# AIM OF THE TASK
Take every line in the entries that includes the word "Boxes" and copy it.

# SOURCE RECORDS
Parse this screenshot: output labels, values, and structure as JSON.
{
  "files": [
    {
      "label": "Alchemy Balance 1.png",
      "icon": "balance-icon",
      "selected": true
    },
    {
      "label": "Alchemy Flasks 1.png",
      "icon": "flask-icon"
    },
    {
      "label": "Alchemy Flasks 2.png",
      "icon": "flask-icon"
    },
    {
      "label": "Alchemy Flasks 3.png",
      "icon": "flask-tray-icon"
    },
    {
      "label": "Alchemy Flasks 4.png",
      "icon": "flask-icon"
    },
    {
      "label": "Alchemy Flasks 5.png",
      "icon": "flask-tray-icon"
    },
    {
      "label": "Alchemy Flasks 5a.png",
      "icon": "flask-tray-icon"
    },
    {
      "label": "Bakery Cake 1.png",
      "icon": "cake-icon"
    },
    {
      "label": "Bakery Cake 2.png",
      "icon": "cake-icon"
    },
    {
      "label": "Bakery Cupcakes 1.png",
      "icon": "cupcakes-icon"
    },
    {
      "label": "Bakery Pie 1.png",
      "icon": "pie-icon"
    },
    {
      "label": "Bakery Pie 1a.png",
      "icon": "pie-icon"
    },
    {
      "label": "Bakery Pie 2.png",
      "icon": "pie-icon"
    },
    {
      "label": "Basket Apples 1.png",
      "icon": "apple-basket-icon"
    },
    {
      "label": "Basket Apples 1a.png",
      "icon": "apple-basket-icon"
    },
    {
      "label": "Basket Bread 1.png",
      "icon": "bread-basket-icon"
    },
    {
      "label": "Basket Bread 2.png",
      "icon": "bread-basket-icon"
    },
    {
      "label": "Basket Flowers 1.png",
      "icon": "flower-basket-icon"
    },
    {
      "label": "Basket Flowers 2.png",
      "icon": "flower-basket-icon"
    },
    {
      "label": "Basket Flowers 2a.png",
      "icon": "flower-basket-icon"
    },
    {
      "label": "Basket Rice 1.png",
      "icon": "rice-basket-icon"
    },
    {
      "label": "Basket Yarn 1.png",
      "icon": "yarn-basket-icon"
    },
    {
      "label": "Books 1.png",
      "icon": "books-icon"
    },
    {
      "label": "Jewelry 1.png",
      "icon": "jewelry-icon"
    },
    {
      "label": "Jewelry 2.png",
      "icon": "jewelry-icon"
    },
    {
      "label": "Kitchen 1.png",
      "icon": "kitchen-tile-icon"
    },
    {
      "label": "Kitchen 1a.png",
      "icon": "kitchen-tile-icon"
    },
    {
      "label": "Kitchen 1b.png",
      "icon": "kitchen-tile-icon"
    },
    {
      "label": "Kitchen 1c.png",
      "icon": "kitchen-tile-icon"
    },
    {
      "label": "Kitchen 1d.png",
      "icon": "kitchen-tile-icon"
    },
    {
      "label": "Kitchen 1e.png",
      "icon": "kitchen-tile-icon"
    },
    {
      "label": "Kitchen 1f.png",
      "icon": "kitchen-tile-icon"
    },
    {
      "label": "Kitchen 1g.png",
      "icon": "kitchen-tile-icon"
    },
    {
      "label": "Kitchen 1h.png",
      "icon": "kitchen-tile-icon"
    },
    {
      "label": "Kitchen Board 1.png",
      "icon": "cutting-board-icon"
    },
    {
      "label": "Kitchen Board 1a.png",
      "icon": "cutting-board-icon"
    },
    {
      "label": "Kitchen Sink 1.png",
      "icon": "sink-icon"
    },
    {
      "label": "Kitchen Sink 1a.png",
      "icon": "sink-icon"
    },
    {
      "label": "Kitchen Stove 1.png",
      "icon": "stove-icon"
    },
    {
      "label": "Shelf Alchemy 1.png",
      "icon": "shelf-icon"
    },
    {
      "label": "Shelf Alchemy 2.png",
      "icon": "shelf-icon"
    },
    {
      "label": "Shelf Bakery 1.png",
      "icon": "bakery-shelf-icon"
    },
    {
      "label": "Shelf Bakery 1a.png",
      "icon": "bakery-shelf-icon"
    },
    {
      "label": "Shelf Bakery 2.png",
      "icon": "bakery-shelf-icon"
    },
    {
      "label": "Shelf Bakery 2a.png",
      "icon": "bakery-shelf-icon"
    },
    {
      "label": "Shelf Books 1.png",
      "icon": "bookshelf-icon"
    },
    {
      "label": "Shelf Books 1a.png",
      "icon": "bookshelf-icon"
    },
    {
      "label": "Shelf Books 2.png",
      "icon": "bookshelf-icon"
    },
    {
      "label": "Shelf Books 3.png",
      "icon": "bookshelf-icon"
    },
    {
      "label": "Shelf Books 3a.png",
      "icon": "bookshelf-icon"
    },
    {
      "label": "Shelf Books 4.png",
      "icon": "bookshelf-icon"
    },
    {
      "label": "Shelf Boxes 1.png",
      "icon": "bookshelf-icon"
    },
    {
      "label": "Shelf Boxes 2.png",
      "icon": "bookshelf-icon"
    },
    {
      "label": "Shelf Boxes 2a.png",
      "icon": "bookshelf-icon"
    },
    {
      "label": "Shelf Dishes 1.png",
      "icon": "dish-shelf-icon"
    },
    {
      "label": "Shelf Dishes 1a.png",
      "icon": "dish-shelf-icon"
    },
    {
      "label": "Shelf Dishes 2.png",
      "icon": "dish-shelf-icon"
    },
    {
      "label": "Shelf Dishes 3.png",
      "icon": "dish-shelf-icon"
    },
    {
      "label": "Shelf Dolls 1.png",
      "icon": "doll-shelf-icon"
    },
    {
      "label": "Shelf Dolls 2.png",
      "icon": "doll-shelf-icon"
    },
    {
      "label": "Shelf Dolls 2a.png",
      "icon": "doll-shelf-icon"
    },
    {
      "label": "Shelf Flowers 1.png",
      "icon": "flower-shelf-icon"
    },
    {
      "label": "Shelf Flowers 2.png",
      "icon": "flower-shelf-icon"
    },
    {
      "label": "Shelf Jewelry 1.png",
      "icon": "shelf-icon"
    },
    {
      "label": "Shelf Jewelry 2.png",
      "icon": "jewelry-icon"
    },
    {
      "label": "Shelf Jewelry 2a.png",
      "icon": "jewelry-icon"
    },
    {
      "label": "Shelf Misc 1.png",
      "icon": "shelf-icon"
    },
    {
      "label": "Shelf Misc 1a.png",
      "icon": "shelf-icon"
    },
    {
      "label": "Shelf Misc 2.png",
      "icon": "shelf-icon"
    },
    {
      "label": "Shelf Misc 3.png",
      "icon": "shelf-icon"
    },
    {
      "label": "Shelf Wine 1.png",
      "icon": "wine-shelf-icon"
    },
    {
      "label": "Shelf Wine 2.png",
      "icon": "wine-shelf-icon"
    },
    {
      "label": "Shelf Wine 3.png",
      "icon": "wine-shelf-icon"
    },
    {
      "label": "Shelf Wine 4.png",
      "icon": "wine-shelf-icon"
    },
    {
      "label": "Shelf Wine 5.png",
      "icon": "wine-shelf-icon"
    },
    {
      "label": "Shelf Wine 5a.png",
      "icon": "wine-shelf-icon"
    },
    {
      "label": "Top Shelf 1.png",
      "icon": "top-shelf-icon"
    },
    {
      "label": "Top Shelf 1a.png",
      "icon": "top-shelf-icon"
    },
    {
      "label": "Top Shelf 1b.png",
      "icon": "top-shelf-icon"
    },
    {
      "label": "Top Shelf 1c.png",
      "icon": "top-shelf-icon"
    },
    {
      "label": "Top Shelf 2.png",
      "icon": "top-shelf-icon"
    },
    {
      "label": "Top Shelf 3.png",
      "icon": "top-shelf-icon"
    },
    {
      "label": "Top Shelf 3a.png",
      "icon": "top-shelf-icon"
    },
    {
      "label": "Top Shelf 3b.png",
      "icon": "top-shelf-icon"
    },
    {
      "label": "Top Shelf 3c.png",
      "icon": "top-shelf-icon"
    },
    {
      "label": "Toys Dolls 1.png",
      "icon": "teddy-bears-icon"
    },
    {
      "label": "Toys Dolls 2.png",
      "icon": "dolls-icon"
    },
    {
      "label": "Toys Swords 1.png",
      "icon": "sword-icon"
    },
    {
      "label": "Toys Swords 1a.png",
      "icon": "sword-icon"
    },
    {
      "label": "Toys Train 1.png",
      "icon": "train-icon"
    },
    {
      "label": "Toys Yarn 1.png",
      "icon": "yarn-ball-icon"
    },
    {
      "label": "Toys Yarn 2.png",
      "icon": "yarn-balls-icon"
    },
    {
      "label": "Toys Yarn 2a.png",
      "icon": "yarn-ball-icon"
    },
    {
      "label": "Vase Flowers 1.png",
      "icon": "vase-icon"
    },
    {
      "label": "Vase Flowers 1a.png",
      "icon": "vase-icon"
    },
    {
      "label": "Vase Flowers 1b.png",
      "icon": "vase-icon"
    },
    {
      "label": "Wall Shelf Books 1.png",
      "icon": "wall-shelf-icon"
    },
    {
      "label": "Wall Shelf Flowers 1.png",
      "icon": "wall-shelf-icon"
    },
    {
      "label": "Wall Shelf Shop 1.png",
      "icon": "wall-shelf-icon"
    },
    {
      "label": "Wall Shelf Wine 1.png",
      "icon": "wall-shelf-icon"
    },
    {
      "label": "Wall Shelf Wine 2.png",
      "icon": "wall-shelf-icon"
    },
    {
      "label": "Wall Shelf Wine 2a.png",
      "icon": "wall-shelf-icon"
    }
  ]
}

# TASK SOLUTION
      "label": "Shelf Boxes 1.png",
      "label": "Shelf Boxes 2.png",
      "label": "Shelf Boxes 2a.png",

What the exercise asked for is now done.